Chris and I were talking about our Linux usage the other day, and we both came to the conclusion that for better or for worse our main production machines were Linux machines. He still has a Vista machine and I still have my MacBook, but our main desktop machines are Ubuntu boxes. I've been rolling over a few questions: around what it means for an operating system to be suitable for production, and what it means that Chris and I are both using Linux systems for our day-to-day heavy lifting. Then, in order:


Given the nature of my work (both vocational and avocational), I use and rely on computers extensively. While I've done a lot of things to backup my computer in the last few months and days, I cannot abide by a system that won't do what I need it to when I need it. While most computers are pretty reliable these days, the understanding that a computer is going to be there and ready with the programs and the data is as much a matter of trust as it is technical capability. Users need to be able to trust their production systems to keep their data, to run as expected, and to not fail them.

Another factor is user-comfort. While I'm not 100% comfortable with my new computer yet, I know that this is something that comes with time, as we use a system more, we all learn quicker ways of accomplishing common tasks, and it becomes easier to perform our most important computing tasks, and the "price" of converting a project from your mind/speech/analog source goes way down. That's a good thing.

A lot of my own musing on this site about productivity and technical usage, could be classified as being about making systems and users more production ready. While I think hacking on technology is really interesting, and technological development is really important, at the same time doing things with technology, is always the more important thing.


Chris and I are pretty technical users, admittedly, but I think we also have a pretty low tolerance for stuff that just doesn't work. Which says something really fundamental about the status of Linux in 2008. While there are rough spots, the applications are pretty much right where they need to be. For instance, even before I began to seriously consider getting a Linux desktop set up for my own purposes, the vast majority of the software that I use on OS X has very viable Linux ports. While the general usability of Linux-based systems have gotten much better in the last couple of years (thanks Ubuntu), the ecosystem is very vibrant, and that's incredibly important.

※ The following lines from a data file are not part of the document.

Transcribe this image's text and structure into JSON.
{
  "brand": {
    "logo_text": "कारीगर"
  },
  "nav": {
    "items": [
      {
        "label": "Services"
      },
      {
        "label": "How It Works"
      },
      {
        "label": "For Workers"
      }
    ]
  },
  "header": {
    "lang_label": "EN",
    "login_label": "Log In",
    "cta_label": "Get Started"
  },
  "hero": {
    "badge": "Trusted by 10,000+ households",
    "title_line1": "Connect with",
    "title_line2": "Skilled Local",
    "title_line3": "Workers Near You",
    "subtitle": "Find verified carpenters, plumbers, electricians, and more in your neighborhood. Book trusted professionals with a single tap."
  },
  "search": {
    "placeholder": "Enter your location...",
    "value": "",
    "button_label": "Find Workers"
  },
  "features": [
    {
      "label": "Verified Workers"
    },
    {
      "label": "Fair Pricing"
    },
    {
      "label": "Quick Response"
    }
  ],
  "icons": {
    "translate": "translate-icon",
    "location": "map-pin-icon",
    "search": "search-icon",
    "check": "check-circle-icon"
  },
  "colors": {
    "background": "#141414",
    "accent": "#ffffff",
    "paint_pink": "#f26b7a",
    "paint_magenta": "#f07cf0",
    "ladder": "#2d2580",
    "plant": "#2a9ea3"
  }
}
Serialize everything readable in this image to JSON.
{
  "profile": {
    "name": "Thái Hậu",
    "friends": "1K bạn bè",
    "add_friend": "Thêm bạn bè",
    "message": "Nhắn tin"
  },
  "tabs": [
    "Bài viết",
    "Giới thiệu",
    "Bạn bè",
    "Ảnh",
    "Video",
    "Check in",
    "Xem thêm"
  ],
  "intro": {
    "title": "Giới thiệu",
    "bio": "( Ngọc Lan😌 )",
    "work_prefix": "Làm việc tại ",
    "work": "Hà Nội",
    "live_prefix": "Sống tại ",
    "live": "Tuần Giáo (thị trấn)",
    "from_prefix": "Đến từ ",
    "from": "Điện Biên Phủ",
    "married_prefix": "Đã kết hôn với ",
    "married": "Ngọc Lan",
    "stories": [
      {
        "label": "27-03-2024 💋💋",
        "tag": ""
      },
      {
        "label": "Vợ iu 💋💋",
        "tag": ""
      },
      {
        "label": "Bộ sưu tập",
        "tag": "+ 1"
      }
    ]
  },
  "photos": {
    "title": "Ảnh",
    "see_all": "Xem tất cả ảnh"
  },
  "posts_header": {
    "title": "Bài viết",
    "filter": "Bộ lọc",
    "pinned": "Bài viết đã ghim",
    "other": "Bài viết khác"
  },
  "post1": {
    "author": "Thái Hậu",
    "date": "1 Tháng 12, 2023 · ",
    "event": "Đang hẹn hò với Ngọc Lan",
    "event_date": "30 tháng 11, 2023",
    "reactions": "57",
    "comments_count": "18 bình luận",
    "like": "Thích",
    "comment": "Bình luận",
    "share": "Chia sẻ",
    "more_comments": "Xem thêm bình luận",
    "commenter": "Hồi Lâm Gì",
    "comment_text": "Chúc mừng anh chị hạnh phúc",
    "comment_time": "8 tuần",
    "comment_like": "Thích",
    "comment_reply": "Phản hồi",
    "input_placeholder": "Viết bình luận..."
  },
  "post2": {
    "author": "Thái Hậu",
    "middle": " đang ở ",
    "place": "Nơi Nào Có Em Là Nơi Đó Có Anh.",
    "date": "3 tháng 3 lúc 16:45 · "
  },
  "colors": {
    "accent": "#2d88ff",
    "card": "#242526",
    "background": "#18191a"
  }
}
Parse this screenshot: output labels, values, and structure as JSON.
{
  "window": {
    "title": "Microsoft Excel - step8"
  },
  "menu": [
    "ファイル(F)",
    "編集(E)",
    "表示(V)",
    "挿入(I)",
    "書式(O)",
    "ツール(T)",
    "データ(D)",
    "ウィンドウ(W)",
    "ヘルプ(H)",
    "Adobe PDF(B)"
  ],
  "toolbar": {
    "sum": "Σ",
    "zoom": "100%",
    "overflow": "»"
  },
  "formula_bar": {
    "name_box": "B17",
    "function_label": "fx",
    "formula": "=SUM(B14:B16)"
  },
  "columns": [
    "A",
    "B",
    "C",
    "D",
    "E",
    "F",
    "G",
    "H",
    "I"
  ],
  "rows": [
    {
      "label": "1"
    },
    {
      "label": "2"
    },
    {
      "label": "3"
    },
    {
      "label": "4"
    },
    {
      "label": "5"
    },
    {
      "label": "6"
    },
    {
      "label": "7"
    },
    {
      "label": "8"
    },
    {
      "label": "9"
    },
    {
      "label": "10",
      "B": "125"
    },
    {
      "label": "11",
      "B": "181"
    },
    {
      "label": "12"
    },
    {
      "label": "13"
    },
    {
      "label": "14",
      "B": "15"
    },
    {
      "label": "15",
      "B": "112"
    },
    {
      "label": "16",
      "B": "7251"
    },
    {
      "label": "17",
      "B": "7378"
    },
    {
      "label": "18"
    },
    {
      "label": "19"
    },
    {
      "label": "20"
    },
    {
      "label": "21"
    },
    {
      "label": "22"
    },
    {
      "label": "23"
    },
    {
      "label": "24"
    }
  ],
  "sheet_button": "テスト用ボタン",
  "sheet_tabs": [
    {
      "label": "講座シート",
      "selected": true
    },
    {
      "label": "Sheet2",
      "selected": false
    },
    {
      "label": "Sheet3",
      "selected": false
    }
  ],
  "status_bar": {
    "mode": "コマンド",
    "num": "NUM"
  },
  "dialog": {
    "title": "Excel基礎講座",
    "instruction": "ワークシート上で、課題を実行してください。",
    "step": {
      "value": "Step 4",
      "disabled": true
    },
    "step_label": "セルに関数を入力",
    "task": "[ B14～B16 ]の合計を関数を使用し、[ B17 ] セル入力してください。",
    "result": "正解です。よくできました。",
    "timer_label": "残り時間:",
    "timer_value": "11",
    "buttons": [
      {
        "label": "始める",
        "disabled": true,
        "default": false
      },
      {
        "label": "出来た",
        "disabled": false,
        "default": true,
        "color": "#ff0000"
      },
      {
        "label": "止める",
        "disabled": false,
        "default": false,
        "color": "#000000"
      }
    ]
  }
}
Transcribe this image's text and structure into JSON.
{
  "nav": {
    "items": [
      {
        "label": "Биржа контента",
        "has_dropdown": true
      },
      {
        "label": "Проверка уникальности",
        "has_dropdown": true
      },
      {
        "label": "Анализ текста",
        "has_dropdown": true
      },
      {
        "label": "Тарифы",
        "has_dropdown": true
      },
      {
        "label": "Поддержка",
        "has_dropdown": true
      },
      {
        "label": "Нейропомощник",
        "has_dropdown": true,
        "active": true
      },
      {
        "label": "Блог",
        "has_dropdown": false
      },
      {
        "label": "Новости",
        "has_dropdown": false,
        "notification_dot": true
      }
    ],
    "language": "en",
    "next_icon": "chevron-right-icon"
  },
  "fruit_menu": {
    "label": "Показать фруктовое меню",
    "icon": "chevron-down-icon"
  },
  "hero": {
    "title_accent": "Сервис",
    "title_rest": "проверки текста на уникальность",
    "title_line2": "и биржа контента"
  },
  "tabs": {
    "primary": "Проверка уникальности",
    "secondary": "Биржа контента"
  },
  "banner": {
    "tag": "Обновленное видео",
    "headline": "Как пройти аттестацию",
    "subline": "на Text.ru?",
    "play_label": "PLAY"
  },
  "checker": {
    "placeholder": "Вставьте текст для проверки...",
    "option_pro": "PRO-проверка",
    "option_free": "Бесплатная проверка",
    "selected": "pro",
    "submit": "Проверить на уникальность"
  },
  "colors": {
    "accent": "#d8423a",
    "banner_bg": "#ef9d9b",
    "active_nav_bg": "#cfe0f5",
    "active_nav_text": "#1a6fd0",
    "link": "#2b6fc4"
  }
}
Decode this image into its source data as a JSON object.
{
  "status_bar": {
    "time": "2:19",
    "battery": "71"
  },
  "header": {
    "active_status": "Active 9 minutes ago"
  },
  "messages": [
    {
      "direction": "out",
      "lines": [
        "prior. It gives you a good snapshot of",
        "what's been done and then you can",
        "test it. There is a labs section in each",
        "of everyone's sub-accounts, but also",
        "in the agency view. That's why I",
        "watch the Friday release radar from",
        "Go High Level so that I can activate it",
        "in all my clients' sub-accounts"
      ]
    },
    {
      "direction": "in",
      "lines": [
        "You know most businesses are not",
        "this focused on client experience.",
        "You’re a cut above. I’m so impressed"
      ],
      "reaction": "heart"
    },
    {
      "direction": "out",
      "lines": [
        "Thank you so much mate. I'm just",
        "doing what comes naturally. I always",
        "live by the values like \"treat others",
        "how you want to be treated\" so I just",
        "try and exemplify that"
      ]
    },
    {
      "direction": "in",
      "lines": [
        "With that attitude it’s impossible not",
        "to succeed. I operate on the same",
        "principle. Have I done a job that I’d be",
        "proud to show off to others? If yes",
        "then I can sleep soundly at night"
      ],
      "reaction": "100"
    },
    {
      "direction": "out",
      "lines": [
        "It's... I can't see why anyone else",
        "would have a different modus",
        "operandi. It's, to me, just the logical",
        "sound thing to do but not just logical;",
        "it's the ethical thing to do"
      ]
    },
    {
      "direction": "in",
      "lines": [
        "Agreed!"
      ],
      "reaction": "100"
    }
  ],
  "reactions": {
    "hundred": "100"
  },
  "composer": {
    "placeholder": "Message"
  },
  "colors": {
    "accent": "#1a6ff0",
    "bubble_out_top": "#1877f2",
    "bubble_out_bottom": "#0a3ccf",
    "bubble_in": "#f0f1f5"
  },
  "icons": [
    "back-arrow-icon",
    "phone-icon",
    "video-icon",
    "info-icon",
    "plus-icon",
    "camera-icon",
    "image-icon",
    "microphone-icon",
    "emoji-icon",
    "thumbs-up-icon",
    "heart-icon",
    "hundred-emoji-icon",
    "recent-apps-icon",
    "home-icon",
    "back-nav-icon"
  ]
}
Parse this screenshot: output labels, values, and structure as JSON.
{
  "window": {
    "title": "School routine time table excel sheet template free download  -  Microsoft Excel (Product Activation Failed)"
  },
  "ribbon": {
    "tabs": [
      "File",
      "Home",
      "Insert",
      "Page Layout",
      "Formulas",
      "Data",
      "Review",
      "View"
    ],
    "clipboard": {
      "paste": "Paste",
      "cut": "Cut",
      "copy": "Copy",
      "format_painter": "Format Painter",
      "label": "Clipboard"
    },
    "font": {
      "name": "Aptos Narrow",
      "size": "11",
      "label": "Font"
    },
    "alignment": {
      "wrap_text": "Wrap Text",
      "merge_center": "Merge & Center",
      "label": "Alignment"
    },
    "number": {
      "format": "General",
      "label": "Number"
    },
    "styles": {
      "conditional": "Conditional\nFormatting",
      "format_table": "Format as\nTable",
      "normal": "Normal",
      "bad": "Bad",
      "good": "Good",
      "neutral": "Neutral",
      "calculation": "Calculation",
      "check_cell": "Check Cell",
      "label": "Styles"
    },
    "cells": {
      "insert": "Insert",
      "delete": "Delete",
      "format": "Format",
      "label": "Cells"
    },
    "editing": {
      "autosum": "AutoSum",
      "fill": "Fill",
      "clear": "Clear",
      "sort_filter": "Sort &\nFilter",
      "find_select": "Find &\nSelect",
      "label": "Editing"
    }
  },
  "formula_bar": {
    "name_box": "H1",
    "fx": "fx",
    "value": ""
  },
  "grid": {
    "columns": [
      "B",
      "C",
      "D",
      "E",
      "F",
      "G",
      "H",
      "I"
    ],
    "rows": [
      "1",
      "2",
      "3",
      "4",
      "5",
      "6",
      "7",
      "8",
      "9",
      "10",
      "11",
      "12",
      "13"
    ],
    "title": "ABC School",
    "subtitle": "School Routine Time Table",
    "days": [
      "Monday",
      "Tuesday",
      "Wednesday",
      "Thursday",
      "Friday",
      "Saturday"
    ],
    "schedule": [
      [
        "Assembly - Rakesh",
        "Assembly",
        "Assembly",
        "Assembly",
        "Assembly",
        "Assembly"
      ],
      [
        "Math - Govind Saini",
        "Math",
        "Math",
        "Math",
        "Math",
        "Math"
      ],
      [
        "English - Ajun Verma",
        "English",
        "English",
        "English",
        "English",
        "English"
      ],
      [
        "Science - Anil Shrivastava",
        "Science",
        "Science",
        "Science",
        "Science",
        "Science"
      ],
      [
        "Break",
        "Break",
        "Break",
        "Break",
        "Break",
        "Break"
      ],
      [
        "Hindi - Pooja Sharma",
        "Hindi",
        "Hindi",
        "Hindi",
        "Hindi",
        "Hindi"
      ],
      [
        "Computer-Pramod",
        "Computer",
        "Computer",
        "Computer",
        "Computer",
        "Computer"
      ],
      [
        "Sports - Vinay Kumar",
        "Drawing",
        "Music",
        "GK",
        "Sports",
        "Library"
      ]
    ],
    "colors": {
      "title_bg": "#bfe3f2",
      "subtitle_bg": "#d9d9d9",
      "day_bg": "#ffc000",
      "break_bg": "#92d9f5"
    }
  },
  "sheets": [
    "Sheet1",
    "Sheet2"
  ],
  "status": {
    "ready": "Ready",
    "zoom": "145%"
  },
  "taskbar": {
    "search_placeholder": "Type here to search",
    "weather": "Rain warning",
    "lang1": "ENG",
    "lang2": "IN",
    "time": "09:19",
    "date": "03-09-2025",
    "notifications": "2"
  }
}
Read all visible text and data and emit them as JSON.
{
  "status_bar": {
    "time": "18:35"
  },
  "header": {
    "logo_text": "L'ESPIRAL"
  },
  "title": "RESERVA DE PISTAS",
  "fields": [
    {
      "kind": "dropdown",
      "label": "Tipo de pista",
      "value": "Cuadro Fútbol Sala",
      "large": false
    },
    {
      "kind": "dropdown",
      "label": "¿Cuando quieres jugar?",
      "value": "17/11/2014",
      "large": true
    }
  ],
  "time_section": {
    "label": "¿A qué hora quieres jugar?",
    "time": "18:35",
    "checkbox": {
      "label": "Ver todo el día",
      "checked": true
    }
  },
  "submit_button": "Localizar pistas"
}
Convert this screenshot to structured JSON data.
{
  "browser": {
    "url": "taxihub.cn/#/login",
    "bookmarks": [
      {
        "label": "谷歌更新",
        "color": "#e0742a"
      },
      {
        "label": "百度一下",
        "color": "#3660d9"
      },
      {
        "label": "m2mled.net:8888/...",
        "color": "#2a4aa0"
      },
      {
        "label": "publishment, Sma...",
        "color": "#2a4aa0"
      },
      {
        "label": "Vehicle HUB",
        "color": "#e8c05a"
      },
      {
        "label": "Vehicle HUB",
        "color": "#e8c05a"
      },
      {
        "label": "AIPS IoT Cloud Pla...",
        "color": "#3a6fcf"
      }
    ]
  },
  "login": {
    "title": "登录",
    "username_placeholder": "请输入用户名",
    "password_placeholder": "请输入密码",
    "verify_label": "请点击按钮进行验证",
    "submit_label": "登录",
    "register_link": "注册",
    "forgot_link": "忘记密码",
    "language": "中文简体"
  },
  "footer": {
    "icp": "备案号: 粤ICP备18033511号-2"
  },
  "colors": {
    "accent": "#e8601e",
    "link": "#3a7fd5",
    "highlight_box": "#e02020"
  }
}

Having said that I think we're probably still a few years away from seeing an Ubuntu/Linux Mint that's ready for the general public. There are a few things that need to happen before that, such as:

  • Hardware makers need to continue to make and build computers with Linixes pre-installed. Ubuntu's installer isn't more painful than windows' or OS X's, and convincing average users to switch for ideological reasons after they've just bought a new computer is difficult. Also, given hardware compatibility issues, having companies like Dell and HP make sure that there's support in the OS for the hardware is a great service.
  • The interface needs to get a lot better. This is "just wait and see" issue mostly, but I think GNOME needs work, and without a really good and fun UI, Linux is sunk.
  • X11, the primary graphics/interaction layer for all (?) unix/unix-like operating system GUIs (other than OS X) needs some work. Dual monitor support is lackluster, support for laptop displays is tenuous, and while I don't think we should throw all of X way, a lot of the UI problems are rooted in X's limitations. Of all the parts of the UI in most Linux systems, X is the weakest link. While this is a pretty low level concern, making X better will make the whole experience better. And that's what counts. I may be able to get really impressive system up-times, but unless I can get impressive up-times for X, the former isn't worth much.
  • End User distributions (Ubuntu, etc) and bare-bones distributions (Arch, Gentoo, etc.) need to become even more distinct. Ubuntu should probably attempt to use a more "rolling release" approach to package inclusion and should attempt to cover up command line access the same way that OS X does, say, and the bare-bones distributions should probably avoid delusions that they're going to capture the end user market, and focus at being even more awesome bare bones distributions. The great thing about Linux distributions is that they don't really compete with each other and while the geeks might know this, I'm not sure the general public does in the same way.

That's what I have for now, do any of you have ideas about what more Linux needs before it's production ready for the general use user?